People often accuse those of us who would like to see the end of these types of programs of taking food out of the mouths of poor families. That is simply untrue. Having people take care of themselves and, more importantly, allowing them to do so makes everyone better off, including the very poor. The evidence is clear, and the social welfare state is a failure.
But beyond that, I wouldn’t consider taking the Ho Hos away from a group of twentysomething boys who are clearly about to go smoke weed because none of them has a job to go to tomorrow a violation. That’s not taking food from poor people. That’s preventing the theft of the productive by the useless.
Walter Russell Mead, writing at the American Interest, posits “peak China,” a concept much like peak oil. According to Mead:
It may be hard to believe, but it’s been a full four years since China hosted the Olympics. At the time, Beijing 2008 appeared to herald China’s return, after a 500 year hiatus, to great power status. Commentators were falling over themselves to pronounce the inevitability of China’s rise and its implications for American influence in Asia.
But is it possible we will look back on those Olympic Games as the peak of Chinese power, rather than the beginning of its rise?
Yes. There are many reasons why, including demographics, which Mead elaborates upon. I prefer the monetary-governmental explanation.

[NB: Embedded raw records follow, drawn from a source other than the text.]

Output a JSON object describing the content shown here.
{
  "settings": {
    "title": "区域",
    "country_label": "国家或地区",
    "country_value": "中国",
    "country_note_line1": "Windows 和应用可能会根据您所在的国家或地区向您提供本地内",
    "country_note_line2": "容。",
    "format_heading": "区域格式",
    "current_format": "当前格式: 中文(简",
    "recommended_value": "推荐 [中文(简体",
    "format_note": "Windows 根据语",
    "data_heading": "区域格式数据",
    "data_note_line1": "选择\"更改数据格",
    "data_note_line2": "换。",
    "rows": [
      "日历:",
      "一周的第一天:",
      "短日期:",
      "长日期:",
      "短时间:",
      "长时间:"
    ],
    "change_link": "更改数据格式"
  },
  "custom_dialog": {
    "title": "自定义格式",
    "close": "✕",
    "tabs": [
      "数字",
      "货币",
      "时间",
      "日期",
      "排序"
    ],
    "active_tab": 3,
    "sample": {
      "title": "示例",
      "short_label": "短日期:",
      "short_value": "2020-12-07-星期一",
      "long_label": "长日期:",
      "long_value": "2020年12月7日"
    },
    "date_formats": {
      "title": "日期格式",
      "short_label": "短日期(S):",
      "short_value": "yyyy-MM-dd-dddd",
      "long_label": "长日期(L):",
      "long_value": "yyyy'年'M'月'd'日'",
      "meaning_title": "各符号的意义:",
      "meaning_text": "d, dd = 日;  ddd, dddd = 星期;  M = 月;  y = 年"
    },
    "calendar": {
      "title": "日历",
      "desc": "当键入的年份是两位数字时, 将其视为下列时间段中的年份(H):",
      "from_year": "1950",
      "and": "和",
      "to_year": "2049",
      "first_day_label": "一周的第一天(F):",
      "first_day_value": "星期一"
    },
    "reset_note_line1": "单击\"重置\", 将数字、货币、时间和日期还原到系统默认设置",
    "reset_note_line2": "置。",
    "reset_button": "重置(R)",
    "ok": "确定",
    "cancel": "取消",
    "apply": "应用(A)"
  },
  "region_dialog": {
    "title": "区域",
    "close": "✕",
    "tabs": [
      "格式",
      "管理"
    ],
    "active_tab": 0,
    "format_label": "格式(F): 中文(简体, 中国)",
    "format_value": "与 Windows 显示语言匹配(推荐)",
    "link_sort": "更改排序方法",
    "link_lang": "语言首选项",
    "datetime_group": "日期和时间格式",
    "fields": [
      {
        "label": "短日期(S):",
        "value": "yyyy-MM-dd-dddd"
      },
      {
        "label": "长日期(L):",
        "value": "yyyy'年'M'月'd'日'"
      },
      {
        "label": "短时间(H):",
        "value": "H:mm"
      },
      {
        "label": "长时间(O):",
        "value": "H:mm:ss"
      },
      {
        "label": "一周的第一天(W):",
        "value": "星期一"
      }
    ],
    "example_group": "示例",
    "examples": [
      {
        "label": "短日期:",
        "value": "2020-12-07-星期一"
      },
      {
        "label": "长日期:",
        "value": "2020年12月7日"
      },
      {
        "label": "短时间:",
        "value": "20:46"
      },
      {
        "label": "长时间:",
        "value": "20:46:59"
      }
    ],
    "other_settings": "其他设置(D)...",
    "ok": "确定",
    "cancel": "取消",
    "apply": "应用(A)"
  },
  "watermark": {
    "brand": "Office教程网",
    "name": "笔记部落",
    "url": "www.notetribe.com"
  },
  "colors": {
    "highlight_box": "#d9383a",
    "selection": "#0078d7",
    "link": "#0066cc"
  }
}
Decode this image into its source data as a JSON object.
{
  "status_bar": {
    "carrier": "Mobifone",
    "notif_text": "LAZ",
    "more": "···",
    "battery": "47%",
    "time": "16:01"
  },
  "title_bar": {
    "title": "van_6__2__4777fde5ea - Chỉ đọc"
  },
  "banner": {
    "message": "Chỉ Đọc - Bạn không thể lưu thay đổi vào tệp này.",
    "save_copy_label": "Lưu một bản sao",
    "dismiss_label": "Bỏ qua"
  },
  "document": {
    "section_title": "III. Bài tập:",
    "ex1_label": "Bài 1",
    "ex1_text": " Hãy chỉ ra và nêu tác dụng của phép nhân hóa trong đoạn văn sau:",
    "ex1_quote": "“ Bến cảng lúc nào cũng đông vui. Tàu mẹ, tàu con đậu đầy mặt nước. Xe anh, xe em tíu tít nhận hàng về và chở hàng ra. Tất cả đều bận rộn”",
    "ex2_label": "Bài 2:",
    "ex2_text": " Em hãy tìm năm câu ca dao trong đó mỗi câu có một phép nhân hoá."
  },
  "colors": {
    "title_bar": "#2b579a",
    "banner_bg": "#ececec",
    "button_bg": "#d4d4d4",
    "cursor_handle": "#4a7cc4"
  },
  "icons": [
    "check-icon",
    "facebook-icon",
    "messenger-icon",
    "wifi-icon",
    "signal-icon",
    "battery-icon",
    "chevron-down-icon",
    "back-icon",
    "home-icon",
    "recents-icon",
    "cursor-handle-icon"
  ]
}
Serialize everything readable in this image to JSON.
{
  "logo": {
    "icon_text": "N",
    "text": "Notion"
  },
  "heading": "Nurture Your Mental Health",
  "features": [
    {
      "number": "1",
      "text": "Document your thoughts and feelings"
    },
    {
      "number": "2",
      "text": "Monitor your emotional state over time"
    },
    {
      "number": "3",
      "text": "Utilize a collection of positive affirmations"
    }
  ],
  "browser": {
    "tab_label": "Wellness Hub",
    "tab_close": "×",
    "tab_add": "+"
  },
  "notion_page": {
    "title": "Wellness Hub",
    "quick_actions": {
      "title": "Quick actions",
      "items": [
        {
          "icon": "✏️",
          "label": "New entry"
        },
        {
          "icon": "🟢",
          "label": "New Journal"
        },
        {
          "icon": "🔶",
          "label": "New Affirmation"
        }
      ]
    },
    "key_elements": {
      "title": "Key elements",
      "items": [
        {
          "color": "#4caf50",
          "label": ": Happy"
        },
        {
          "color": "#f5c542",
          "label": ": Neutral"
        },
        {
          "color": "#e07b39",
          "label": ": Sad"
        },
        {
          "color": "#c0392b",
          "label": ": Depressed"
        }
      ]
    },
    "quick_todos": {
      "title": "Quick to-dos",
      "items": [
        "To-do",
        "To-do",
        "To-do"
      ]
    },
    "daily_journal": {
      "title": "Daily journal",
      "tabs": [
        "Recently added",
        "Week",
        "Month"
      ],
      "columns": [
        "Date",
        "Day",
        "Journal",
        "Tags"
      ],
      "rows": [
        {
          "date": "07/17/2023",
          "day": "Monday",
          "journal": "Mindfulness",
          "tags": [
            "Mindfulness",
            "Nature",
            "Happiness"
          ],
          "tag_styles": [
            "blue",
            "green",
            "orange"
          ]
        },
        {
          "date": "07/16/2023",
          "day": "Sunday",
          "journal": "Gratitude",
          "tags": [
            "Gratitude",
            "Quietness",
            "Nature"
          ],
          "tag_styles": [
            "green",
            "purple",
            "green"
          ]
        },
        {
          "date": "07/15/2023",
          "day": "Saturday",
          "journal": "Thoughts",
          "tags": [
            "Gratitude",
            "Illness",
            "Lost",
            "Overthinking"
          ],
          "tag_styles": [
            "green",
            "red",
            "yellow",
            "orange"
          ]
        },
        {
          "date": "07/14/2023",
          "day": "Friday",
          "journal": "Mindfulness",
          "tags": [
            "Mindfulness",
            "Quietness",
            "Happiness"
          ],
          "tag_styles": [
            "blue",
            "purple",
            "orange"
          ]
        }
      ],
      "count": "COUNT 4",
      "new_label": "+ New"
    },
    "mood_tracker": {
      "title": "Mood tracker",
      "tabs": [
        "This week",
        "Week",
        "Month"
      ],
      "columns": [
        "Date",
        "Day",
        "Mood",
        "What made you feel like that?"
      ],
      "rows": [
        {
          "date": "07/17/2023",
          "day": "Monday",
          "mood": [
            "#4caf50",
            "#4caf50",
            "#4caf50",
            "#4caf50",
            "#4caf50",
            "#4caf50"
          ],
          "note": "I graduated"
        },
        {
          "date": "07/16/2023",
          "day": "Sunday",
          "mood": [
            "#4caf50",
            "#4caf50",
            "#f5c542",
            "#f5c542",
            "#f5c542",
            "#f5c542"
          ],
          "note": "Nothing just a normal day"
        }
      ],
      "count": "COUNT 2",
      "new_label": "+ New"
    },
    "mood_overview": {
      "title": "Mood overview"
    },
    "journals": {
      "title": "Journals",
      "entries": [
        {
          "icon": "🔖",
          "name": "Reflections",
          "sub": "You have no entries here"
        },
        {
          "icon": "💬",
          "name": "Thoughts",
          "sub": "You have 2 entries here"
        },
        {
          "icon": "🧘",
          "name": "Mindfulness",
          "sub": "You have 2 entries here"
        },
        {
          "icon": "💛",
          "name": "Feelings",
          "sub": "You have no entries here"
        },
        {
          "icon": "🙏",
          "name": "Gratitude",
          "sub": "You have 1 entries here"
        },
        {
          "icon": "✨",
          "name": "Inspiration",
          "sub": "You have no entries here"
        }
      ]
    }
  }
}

China will have to confront a series of structural challenges if it is to continue to achieve the kind of dynamic growth that lifted the country from economic backwater to emerging great power in just three decades.
The most obvious challenge is demographics. A RAND study observed that the proportion of the Chinese population of working age peaked in 2011 and began slowing this year. The share of the elderly population is rising. Healthcare and pension costs will soar as a result. So will labor costs. Investment and savings will diminish. In short, China may face the prospect, unknown in human history, of growing old before it gets rich.
I think this is probable, mainly because the growth that China has shown has been a classic case of credit-fueled bubble inflation. (I have written about this before; search “China” on the homepage.)
Of course, my interest in this is theoretical as well as practical. On the practical side, the coming China cataclysm is going to toss the world economy into a crisis of similar proportions to Europe’s coming crackup. And the American government, without any changes, is utterly ill-equipped to deal with it, meaning that it may be the final straw. But that may just be me being a pessimist.
On the more theoretical side, I am at the very least worried that we will draw the wrong lessons from China’s coming massacre. The narrative will undoubtedly read: 1) China “adopted capitalism,” 2) China saw some growth, 3) China collapsed, and therefore 4) capitalism is to blame.
This is 180 degrees from the proper interpretation, and I hope to write more about this in the future. A state-controlled economy with capitalist-leaning reforms magnified by cheap credit absolutely does not make a free market.
But I feel like I’m a voice in the wilderness. Some still look to China as a beacon, while others, acknowledging China’s foundation made of sand, offer up the same tired Keynesian platitudes that put America $5 trillion more in debt over the last 4 years, while accomplishing nothing by way of recovery or sustainability.
Perhaps it’s time people starting acknowledging instead that money has consequences. Those consequences are wonderful when the money is sound; they are terrible when the money is ginned up by the state.